Things to Consider Before Franchising Your Business
An owner who wants to franchise should have a passion for management and a strong ambition to grow their business. If you are the type of owner that likes to play a more behind-the-scenes role, franchising your business may not be the right decision for you. Once you have decided that you are, you should subject your concept to a careful feasibility study to see if the business you have makes sense as a franchise concept.
Other considerations come into play: is there a large market for my business? Many great business ideas are not suited for a large market. You should determine if your idea is, or could be, a commonly desirable good or service. Furthermore, determine if there is something about your business that is unique so that potential customers are attracted to your product.
Moving Forward with Your Franchise
If you believe that your business idea is both unique and marketable to a large market, you should then determine how difficult it will be to train a franchisee to operate a successful duplicate of your business. If there is a lot of specialized knowledge involved or if your business has had the majority of its success because of relationships that you have built over the years, training could be difficult.
Once you have determined that your business is marketable, and that a franchisee will be able to learn how to run your business fairly easily, you should put yourself in the shoes of a potential franchisee. Will a potential investor see the advantages of investing in your business? Is it a business that can make a profit so your annual royalty fee can be paid? While you may have a marketable business, that does not necessarily mean that you will have a marketable franchise.
Making Your Franchise Marketable
To make your franchise marketable, your business should be profitably operating and have a strong team of employees. These elements are crucial because someone will not want to invest in an untested concept. A potential franchisee should be able to see the value of your business. They should be able to see a business in which will be worth investing their time and capital.
Getting Help with Your Franchise
Once you are convinced franchising does make sense, you should contact a franchise law attorney.
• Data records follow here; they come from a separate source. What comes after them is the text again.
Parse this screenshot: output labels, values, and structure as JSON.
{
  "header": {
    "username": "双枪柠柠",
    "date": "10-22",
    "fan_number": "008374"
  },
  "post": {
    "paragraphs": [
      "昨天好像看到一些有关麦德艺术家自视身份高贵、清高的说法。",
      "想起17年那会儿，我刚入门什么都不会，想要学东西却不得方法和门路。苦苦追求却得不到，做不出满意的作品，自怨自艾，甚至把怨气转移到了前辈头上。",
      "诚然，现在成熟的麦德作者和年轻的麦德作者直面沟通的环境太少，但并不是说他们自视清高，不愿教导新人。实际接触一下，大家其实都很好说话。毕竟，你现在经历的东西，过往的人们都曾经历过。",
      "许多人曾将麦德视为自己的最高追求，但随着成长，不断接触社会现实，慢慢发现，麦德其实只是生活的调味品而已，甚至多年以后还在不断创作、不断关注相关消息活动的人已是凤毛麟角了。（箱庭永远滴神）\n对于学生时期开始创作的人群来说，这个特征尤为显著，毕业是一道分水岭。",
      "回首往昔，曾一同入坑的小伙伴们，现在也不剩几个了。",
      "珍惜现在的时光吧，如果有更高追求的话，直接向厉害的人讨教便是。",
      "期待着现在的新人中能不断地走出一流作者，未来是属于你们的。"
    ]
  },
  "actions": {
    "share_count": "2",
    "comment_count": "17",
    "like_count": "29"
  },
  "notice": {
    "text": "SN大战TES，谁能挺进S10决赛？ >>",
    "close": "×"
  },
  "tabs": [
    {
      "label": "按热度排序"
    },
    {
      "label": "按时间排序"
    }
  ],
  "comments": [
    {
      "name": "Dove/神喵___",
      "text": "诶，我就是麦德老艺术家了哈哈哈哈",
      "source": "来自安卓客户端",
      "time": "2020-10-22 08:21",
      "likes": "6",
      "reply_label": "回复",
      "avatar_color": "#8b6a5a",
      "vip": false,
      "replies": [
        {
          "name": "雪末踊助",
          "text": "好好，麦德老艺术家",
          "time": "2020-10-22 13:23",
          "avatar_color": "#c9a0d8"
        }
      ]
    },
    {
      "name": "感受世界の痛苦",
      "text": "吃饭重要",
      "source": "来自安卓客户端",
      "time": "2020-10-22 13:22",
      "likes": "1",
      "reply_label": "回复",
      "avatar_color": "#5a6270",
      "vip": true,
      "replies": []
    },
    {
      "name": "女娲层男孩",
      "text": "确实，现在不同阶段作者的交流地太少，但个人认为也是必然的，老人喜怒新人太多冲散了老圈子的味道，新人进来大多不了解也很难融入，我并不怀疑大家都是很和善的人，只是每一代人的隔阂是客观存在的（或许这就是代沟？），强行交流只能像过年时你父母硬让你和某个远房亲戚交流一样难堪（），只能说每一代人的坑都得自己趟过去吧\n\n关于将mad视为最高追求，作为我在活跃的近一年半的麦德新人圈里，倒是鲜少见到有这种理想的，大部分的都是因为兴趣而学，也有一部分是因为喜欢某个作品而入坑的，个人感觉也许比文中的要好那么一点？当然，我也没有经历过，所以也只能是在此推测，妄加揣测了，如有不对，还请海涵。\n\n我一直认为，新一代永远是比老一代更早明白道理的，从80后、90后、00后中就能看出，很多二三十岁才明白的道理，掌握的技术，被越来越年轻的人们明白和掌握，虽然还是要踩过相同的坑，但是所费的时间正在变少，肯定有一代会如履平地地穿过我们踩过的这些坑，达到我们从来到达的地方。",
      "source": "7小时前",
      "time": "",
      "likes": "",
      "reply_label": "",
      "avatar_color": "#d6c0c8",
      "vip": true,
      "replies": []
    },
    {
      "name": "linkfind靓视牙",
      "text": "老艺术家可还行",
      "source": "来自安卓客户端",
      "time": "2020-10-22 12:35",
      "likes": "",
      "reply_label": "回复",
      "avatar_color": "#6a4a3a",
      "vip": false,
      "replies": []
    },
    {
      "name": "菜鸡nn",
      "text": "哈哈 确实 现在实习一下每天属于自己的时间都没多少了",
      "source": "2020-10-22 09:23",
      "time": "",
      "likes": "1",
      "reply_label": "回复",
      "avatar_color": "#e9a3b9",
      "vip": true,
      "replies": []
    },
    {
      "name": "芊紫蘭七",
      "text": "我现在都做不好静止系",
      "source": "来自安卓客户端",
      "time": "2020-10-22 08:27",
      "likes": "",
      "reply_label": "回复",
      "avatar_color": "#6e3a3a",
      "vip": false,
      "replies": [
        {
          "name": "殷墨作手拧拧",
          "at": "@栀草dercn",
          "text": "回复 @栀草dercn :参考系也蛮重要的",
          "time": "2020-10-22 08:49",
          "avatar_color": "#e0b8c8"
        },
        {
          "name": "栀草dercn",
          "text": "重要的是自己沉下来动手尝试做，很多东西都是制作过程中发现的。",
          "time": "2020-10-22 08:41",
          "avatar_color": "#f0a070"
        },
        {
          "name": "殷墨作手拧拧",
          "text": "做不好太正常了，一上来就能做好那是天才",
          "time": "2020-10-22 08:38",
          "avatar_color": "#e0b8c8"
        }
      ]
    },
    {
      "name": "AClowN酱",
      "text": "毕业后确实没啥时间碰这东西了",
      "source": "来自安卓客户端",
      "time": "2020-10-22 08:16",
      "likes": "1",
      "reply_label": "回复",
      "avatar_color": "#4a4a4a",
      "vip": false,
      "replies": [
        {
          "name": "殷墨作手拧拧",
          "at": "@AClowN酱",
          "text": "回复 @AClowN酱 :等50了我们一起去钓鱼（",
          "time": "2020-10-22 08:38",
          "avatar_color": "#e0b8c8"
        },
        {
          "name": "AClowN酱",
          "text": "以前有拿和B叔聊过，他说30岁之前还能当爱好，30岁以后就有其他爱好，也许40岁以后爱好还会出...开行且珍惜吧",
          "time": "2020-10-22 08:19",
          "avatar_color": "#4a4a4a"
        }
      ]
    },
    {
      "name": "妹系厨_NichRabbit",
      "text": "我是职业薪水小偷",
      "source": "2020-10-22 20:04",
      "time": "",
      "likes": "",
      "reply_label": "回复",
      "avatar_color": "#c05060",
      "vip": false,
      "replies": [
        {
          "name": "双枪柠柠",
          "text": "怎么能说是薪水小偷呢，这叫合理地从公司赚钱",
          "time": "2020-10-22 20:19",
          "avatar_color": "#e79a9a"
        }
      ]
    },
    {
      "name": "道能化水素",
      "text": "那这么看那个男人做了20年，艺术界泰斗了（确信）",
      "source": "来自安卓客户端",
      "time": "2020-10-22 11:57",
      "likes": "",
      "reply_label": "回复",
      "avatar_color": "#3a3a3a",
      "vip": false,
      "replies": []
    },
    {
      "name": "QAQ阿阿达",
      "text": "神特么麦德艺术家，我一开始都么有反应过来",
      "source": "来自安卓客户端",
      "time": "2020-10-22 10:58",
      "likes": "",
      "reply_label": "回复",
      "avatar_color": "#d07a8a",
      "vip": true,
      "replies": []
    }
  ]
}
A franchise law attorney can help you with the intellectual property protections you'll need for your franchise. These protections include trademarks, patents, and trade secrets. A franchise law attorney will also help you make sure you comply with Federal Trade Commission (FTC) laws and the franchising laws of the key states in which the franchise would be offered or before you start to sell the franchises.